[Stored records]
------------

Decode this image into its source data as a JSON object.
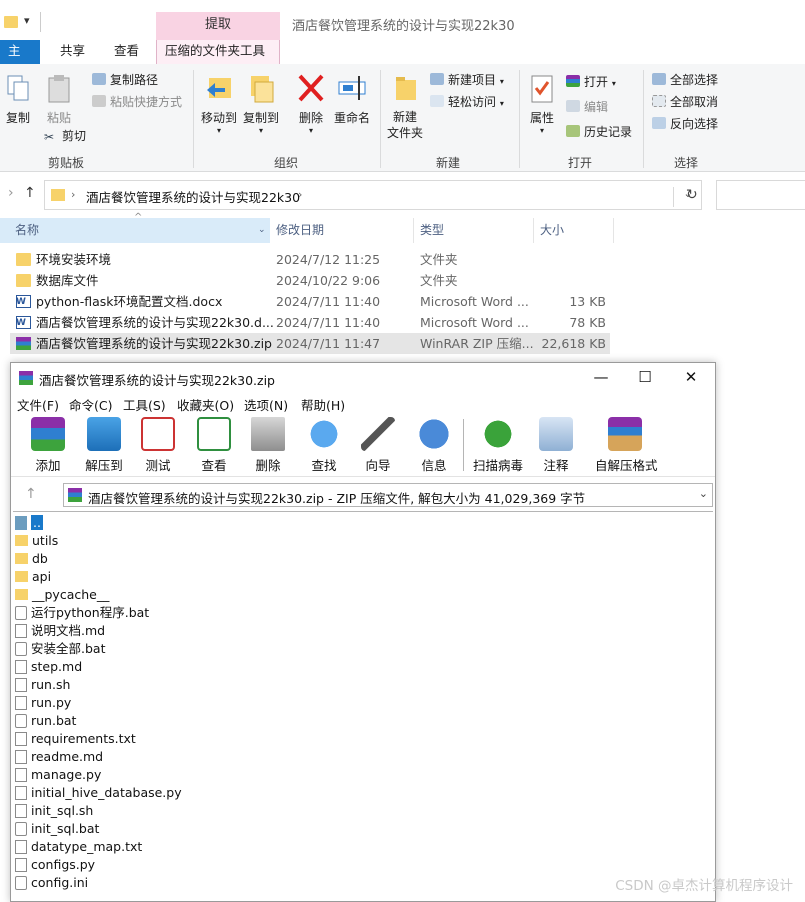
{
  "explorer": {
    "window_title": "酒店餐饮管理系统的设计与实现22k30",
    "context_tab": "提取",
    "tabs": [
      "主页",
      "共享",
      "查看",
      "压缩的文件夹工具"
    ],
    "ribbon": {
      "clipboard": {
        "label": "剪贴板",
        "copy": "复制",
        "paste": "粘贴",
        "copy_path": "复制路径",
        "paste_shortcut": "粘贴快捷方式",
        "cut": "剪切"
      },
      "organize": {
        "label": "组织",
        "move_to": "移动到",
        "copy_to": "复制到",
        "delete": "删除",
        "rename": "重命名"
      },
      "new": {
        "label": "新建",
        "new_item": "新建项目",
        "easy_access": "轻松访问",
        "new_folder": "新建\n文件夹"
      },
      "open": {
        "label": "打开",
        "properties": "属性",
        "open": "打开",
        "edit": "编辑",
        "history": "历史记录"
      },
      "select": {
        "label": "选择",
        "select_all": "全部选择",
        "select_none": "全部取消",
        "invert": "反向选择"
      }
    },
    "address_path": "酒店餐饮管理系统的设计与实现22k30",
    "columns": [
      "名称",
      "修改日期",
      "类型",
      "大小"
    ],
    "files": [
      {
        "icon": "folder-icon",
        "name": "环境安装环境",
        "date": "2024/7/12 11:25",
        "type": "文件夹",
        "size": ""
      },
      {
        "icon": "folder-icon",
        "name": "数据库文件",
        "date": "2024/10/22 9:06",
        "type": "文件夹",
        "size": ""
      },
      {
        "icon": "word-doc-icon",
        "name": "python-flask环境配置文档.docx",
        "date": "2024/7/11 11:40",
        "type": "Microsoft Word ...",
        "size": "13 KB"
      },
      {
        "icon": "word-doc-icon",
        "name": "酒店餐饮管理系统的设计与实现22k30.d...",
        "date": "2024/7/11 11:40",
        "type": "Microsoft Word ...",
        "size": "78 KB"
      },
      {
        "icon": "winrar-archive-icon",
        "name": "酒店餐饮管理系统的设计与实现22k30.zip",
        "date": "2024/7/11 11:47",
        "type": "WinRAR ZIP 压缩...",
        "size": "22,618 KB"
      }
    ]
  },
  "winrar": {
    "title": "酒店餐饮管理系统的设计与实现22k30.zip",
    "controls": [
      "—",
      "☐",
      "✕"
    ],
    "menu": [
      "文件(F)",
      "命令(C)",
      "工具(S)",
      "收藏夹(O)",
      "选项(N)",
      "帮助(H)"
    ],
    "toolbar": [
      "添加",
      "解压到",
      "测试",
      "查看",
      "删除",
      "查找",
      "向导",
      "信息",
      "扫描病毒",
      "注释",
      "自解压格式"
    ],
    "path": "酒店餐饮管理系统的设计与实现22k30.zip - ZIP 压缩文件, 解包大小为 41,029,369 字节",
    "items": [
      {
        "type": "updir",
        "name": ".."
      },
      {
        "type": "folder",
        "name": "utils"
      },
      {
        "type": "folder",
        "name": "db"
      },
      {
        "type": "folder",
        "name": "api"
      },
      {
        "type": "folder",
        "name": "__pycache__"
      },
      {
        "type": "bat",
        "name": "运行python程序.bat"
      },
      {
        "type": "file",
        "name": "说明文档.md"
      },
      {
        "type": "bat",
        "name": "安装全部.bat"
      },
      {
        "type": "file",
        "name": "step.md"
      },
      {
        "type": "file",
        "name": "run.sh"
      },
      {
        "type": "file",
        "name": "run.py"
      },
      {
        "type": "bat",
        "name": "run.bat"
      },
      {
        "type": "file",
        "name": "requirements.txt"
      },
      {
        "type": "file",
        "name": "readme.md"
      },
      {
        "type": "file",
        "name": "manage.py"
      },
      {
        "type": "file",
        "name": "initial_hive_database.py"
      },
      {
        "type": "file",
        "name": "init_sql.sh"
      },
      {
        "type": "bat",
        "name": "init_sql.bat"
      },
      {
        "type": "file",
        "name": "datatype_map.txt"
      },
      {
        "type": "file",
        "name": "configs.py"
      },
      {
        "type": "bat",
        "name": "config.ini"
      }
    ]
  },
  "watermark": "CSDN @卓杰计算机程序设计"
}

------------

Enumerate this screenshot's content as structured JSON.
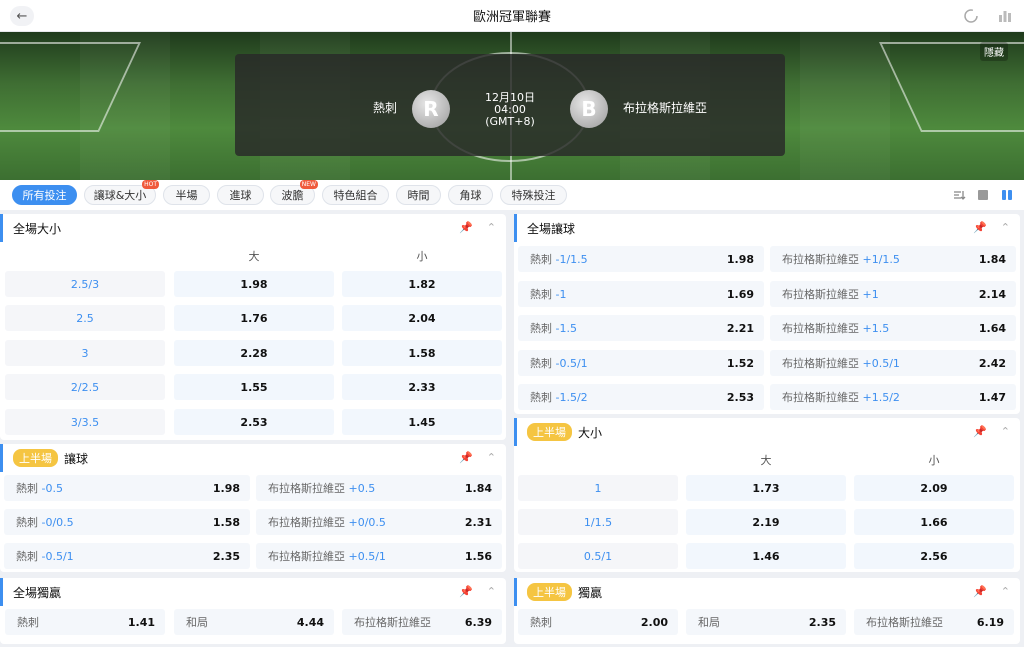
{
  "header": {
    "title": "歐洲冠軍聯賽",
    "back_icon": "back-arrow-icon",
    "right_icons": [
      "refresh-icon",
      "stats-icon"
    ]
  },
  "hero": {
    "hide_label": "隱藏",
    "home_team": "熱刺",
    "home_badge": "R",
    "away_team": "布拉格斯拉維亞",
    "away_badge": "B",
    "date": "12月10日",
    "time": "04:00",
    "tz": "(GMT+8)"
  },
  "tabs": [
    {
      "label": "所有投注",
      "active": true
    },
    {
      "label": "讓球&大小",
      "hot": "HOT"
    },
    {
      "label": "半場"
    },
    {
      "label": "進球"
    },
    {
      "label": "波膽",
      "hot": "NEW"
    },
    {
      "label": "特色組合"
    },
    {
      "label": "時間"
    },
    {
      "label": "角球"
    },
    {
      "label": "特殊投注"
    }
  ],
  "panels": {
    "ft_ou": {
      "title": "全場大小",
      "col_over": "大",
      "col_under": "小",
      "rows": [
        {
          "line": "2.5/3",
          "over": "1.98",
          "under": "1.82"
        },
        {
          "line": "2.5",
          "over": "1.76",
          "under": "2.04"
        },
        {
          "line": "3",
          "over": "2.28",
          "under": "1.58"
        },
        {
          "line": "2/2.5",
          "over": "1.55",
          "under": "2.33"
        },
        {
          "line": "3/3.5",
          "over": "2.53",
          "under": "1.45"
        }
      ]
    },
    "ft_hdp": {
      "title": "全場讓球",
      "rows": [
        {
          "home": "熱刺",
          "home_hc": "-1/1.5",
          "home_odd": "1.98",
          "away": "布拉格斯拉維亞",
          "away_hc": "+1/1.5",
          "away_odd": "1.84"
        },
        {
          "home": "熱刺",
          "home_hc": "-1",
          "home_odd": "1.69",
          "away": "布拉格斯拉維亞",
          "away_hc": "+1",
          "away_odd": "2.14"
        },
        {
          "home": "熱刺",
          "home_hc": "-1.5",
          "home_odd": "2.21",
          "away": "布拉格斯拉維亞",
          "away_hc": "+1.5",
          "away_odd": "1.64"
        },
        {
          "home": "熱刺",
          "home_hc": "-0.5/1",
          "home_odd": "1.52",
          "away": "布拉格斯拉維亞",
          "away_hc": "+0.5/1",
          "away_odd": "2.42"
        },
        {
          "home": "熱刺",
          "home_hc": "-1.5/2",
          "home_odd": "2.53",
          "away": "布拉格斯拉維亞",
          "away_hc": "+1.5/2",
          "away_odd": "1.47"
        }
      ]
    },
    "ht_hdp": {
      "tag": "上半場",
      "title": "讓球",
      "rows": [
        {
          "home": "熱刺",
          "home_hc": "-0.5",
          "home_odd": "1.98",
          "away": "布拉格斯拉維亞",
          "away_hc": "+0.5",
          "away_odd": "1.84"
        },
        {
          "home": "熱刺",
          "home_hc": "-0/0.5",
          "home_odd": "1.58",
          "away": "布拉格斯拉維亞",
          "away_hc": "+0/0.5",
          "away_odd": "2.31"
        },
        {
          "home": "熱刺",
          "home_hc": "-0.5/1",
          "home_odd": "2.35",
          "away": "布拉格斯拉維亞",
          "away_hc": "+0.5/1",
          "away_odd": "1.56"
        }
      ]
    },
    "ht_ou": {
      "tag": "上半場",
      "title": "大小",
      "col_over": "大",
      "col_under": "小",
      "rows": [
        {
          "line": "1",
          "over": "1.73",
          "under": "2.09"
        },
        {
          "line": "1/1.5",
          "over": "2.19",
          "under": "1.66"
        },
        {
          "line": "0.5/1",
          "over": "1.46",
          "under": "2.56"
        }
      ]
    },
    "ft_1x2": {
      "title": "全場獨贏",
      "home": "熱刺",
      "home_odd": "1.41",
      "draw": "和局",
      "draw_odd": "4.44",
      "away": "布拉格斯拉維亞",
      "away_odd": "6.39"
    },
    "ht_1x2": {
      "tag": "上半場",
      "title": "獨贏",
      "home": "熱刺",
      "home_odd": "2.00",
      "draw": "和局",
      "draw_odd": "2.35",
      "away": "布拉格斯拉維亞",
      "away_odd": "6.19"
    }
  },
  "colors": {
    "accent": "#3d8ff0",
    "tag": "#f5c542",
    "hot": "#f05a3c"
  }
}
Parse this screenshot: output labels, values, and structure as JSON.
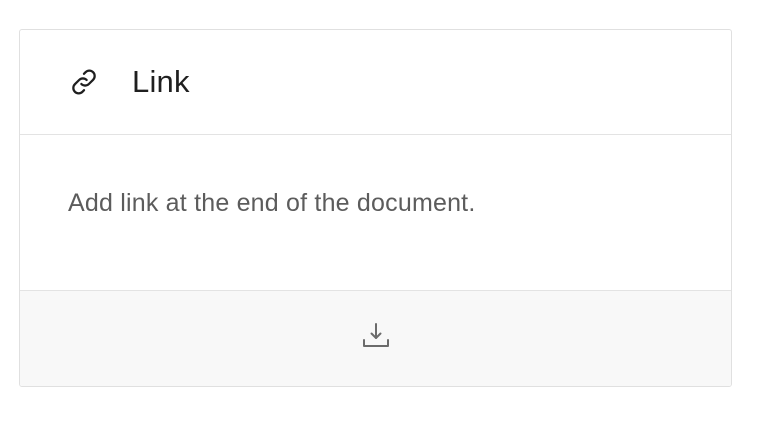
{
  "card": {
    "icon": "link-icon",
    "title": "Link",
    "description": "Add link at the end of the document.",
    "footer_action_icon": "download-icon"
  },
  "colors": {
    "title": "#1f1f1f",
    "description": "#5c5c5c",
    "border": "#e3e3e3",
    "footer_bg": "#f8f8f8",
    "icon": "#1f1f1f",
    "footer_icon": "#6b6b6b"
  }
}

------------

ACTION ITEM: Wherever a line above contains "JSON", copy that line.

SOLUTION FOR THIS EXERCISE:
Decode this image into its source data as a JSON object.
Enumerate this screenshot's content as structured JSON.
Parse this screenshot: output labels, values, and structure as JSON.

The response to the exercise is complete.